DATA FOR THIS EXERCISE:
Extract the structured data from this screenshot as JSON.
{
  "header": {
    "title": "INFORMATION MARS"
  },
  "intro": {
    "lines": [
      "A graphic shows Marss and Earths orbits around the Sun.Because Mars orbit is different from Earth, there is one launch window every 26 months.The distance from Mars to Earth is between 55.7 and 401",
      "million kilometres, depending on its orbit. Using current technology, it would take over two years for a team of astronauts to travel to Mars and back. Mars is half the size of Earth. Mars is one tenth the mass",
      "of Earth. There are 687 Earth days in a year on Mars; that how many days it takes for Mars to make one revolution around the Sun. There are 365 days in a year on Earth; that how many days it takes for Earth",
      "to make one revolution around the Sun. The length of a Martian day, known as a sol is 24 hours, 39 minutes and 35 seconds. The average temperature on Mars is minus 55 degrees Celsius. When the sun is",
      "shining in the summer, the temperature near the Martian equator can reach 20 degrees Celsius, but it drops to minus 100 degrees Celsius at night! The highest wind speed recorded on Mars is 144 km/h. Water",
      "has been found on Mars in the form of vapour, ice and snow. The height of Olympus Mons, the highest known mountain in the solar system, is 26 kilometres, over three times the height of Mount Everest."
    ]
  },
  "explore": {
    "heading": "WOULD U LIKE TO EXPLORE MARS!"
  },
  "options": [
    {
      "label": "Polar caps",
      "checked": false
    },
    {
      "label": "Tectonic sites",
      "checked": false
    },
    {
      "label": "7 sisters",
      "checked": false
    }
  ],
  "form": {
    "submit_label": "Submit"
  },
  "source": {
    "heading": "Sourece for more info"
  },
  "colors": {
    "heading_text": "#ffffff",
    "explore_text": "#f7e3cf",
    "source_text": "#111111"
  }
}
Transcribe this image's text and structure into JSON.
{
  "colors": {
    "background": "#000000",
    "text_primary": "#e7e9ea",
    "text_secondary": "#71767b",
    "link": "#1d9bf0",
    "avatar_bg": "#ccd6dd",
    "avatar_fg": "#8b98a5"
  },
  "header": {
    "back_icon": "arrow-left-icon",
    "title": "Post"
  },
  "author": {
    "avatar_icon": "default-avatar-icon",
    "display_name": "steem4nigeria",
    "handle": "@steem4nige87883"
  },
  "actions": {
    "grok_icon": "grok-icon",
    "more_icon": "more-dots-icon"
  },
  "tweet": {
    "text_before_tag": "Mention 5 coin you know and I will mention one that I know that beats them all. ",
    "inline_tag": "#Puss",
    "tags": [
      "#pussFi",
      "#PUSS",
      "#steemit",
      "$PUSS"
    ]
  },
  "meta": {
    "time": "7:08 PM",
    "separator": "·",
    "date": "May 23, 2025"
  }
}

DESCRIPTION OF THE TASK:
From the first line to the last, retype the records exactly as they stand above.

EXERCISE RESULT:
Extract the structured data from this screenshot as JSON.
{
  "header": {
    "title": "INFORMATION MARS"
  },
  "intro": {
    "lines": [
      "A graphic shows Marss and Earths orbits around the Sun.Because Mars orbit is different from Earth, there is one launch window every 26 months.The distance from Mars to Earth is between 55.7 and 401",
      "million kilometres, depending on its orbit. Using current technology, it would take over two years for a team of astronauts to travel to Mars and back. Mars is half the size of Earth. Mars is one tenth the mass",
      "of Earth. There are 687 Earth days in a year on Mars; that how many days it takes for Mars to make one revolution around the Sun. There are 365 days in a year on Earth; that how many days it takes for Earth",
      "to make one revolution around the Sun. The length of a Martian day, known as a sol is 24 hours, 39 minutes and 35 seconds. The average temperature on Mars is minus 55 degrees Celsius. When the sun is",
      "shining in the summer, the temperature near the Martian equator can reach 20 degrees Celsius, but it drops to minus 100 degrees Celsius at night! The highest wind speed recorded on Mars is 144 km/h. Water",
      "has been found on Mars in the form of vapour, ice and snow. The height of Olympus Mons, the highest known mountain in the solar system, is 26 kilometres, over three times the height of Mount Everest."
    ]
  },
  "explore": {
    "heading": "WOULD U LIKE TO EXPLORE MARS!"
  },
  "options": [
    {
      "label": "Polar caps",
      "checked": false
    },
    {
      "label": "Tectonic sites",
      "checked": false
    },
    {
      "label": "7 sisters",
      "checked": false
    }
  ],
  "form": {
    "submit_label": "Submit"
  },
  "source": {
    "heading": "Sourece for more info"
  },
  "colors": {
    "heading_text": "#ffffff",
    "explore_text": "#f7e3cf",
    "source_text": "#111111"
  }
}
Transcribe this image's text and structure into JSON.
{
  "colors": {
    "background": "#000000",
    "text_primary": "#e7e9ea",
    "text_secondary": "#71767b",
    "link": "#1d9bf0",
    "avatar_bg": "#ccd6dd",
    "avatar_fg": "#8b98a5"
  },
  "header": {
    "back_icon": "arrow-left-icon",
    "title": "Post"
  },
  "author": {
    "avatar_icon": "default-avatar-icon",
    "display_name": "steem4nigeria",
    "handle": "@steem4nige87883"
  },
  "actions": {
    "grok_icon": "grok-icon",
    "more_icon": "more-dots-icon"
  },
  "tweet": {
    "text_before_tag": "Mention 5 coin you know and I will mention one that I know that beats them all. ",
    "inline_tag": "#Puss",
    "tags": [
      "#pussFi",
      "#PUSS",
      "#steemit",
      "$PUSS"
    ]
  },
  "meta": {
    "time": "7:08 PM",
    "separator": "·",
    "date": "May 23, 2025"
  }
}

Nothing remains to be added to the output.